**Web page and app entries**
========================
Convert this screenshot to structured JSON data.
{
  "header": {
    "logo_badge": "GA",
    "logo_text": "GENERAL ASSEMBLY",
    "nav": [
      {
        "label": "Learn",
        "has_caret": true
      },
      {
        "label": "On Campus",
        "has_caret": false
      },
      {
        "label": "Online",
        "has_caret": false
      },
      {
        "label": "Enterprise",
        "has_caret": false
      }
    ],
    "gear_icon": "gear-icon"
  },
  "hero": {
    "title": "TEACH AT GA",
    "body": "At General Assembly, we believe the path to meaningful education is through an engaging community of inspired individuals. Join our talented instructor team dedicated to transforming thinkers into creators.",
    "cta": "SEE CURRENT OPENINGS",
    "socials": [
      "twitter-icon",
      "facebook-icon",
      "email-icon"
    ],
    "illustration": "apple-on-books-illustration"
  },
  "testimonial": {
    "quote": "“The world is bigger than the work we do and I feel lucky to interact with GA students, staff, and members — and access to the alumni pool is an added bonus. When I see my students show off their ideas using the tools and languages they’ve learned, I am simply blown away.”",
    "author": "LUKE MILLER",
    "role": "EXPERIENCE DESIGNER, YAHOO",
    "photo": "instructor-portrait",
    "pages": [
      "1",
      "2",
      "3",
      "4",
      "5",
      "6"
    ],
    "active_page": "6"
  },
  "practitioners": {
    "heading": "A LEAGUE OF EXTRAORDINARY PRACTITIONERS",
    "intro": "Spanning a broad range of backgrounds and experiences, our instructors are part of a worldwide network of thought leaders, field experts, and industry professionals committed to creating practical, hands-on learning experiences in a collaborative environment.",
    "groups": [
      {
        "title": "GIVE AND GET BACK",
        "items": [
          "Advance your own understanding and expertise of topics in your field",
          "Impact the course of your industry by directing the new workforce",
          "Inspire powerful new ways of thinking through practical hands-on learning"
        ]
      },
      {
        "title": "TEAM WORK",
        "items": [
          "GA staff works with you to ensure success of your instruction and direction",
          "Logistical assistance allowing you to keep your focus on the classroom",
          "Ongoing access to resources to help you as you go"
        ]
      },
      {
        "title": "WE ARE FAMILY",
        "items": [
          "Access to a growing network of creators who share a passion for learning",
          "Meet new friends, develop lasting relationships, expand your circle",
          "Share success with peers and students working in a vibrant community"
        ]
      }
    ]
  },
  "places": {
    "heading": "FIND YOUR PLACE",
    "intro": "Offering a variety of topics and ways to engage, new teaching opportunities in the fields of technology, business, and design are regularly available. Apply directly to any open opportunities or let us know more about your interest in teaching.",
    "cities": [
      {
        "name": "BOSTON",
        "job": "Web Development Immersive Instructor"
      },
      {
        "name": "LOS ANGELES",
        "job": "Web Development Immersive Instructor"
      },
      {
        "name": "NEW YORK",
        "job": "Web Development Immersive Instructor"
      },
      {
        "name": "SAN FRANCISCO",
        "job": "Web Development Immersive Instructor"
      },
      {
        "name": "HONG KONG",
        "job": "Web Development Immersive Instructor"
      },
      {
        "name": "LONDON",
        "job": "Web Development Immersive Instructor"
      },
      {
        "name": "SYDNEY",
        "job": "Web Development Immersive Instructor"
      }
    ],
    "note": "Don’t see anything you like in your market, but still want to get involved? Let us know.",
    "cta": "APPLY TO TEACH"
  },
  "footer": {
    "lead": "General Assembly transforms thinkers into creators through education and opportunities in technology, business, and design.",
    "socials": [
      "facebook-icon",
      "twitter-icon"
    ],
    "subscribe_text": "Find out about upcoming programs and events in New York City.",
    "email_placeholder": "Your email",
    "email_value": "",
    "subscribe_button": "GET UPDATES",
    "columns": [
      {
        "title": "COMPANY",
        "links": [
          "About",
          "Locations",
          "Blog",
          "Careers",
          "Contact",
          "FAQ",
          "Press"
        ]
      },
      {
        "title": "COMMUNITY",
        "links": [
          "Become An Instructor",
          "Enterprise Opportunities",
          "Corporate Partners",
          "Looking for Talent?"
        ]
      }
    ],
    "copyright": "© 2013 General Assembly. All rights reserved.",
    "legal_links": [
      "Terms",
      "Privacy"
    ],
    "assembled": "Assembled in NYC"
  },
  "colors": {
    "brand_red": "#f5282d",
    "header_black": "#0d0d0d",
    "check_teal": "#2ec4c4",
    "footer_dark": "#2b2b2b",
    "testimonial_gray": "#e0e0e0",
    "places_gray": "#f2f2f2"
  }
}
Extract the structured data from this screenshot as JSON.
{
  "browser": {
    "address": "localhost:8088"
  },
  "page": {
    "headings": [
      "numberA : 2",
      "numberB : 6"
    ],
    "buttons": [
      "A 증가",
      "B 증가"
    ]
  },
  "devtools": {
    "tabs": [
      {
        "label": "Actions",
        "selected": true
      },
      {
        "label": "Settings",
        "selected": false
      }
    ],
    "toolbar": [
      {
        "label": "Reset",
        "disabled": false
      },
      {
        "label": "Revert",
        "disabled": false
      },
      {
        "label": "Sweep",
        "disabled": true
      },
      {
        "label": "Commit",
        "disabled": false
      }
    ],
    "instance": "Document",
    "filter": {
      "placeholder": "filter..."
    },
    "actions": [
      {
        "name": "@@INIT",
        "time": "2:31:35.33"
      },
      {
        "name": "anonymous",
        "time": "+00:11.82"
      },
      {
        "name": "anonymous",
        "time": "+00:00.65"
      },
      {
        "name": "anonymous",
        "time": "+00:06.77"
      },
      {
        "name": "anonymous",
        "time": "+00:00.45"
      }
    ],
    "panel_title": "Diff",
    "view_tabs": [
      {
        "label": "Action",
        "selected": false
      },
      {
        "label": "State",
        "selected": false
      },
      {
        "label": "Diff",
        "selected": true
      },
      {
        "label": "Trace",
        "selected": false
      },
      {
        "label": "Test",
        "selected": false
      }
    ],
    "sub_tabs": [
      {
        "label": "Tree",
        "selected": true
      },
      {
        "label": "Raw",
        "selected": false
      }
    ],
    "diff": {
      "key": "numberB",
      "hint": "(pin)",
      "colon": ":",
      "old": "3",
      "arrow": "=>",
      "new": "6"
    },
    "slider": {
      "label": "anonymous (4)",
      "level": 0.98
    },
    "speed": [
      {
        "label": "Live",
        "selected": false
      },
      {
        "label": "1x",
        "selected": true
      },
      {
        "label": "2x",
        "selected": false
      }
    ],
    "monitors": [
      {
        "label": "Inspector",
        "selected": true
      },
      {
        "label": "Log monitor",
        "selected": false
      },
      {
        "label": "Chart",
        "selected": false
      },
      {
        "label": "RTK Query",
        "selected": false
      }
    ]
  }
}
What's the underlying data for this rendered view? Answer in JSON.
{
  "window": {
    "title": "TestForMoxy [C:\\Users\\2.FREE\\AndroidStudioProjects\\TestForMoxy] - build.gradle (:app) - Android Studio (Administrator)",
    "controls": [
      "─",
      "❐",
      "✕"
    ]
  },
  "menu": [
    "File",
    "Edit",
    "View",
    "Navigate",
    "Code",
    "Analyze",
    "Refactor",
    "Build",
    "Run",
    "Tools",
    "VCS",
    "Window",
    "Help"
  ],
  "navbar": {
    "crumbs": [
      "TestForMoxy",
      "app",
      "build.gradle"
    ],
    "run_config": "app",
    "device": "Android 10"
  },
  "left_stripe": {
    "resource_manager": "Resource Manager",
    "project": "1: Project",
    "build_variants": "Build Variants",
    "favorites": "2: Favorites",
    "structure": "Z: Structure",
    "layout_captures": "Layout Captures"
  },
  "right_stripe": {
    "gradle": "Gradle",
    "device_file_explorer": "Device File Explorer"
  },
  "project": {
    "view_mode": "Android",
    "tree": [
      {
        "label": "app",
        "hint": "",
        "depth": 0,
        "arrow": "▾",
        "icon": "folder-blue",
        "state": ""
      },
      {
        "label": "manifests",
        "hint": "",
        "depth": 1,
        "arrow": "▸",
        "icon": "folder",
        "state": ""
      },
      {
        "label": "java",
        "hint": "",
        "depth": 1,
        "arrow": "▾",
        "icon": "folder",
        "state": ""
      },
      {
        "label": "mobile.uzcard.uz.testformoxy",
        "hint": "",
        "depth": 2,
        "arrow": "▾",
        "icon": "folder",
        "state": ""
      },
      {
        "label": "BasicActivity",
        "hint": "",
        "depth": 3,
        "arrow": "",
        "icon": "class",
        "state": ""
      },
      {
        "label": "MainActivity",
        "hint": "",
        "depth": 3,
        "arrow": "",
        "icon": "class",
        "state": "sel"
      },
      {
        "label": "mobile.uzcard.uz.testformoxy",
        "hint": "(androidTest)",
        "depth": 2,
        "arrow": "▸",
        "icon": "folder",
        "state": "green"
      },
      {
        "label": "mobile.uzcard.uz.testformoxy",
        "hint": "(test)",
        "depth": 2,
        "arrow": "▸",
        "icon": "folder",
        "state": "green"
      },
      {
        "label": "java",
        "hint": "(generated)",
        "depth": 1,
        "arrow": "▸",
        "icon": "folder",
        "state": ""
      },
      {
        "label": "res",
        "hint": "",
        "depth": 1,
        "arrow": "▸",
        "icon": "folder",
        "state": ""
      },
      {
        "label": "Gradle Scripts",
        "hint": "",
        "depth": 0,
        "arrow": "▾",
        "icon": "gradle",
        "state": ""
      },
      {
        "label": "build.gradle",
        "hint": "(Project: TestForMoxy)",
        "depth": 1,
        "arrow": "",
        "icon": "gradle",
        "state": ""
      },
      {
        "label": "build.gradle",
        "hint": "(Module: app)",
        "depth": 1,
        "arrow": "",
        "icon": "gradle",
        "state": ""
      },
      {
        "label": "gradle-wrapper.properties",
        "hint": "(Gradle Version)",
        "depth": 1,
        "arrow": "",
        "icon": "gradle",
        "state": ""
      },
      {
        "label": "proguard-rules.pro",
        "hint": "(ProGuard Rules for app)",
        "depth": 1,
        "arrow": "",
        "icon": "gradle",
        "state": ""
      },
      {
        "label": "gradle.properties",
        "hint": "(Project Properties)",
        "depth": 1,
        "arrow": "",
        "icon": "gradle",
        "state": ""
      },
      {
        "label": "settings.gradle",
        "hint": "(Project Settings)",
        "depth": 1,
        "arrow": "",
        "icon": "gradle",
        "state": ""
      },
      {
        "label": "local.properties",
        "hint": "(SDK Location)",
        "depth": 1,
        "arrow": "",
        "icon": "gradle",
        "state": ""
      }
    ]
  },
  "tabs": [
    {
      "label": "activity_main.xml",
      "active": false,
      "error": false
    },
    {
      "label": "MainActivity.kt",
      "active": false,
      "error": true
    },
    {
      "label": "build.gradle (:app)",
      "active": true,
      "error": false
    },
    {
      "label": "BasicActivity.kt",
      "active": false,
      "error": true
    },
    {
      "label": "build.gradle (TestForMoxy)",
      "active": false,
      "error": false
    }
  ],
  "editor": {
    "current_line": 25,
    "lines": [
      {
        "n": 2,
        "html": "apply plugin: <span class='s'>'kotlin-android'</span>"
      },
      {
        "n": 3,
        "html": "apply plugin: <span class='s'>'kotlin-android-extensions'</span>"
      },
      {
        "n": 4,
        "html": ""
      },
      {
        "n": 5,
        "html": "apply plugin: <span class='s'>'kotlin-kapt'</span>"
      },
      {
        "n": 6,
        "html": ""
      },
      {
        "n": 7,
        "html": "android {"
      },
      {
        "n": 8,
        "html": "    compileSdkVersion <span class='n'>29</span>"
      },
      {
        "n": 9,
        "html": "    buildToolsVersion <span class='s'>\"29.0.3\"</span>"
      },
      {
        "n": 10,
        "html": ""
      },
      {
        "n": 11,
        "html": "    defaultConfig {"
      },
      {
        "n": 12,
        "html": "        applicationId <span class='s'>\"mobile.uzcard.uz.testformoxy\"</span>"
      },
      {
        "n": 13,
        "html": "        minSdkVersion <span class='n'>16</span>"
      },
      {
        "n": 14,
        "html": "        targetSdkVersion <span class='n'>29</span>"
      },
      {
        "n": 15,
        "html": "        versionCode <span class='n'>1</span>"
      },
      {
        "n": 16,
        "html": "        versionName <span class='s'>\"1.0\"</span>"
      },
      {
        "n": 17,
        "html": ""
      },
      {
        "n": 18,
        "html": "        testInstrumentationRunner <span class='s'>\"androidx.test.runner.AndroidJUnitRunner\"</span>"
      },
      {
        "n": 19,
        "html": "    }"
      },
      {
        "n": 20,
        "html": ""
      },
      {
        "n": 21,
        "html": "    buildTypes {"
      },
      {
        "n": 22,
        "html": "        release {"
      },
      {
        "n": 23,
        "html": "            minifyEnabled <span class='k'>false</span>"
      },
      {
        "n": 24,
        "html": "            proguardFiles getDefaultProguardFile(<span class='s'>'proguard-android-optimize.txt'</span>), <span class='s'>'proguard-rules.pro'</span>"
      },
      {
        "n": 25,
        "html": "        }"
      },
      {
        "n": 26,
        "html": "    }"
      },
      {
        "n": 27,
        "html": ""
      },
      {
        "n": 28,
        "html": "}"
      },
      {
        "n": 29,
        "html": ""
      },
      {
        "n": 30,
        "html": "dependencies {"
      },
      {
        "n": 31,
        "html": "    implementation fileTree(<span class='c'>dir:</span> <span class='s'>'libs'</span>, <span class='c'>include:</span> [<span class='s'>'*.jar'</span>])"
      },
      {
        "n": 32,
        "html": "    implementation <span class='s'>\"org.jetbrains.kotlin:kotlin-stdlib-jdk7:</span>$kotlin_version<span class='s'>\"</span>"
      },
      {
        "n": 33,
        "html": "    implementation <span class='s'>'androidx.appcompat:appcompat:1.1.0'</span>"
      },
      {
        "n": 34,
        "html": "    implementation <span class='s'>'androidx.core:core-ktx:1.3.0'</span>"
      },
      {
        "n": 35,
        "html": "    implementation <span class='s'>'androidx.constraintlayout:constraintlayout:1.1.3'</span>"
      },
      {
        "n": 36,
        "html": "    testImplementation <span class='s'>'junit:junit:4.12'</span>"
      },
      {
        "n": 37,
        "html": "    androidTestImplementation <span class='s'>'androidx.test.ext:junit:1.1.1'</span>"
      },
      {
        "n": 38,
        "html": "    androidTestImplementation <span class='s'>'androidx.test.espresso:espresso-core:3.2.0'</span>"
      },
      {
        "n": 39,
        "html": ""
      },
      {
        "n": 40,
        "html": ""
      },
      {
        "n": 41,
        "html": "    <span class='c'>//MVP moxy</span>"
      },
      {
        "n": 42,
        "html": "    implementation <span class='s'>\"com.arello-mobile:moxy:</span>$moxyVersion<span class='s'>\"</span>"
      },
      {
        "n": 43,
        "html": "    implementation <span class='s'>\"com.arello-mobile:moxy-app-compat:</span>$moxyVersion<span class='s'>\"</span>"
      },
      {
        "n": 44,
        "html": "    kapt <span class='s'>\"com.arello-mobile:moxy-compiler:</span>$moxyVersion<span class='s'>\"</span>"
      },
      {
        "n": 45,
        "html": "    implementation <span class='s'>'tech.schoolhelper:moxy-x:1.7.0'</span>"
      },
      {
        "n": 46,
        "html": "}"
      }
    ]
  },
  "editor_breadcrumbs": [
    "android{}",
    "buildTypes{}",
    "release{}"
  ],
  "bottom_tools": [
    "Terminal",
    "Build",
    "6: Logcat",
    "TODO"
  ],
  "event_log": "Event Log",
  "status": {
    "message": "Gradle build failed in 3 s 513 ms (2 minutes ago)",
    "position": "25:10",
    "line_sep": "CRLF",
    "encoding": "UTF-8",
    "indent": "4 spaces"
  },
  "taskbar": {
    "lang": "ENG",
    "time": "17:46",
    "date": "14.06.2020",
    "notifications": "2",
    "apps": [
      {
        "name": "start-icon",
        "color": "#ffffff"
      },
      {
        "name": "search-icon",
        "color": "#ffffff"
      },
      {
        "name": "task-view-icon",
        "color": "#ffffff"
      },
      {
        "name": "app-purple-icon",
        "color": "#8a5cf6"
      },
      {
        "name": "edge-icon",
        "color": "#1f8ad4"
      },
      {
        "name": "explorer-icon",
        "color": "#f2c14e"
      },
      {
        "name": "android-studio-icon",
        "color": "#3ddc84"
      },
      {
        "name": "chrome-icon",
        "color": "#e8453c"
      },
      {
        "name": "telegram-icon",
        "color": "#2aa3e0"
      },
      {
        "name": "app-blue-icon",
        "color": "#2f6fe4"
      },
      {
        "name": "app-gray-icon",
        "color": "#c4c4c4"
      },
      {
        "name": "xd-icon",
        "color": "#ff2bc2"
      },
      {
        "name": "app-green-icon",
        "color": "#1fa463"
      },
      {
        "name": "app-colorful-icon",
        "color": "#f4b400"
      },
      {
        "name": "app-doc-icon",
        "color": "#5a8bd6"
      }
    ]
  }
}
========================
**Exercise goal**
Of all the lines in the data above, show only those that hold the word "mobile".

**Expected answer**
        "label": "mobile.uzcard.uz.testformoxy",
        "label": "mobile.uzcard.uz.testformoxy",
        "label": "mobile.uzcard.uz.testformoxy",
        "html": "        applicationId <span class='s'>\"mobile.uzcard.uz.testformoxy\"</span>"
        "html": "    implementation <span class='s'>\"com.arello-mobile:moxy:</span>$moxyVersion<span class='s'>\"</span>"
        "html": "    implementation <span class='s'>\"com.arello-mobile:moxy-app-compat:</span>$moxyVersion<span class='s'>\"</span>"
        "html": "    kapt <span class='s'>\"com.arello-mobile:moxy-compiler:</span>$moxyVersion<span class='s'>\"</span>"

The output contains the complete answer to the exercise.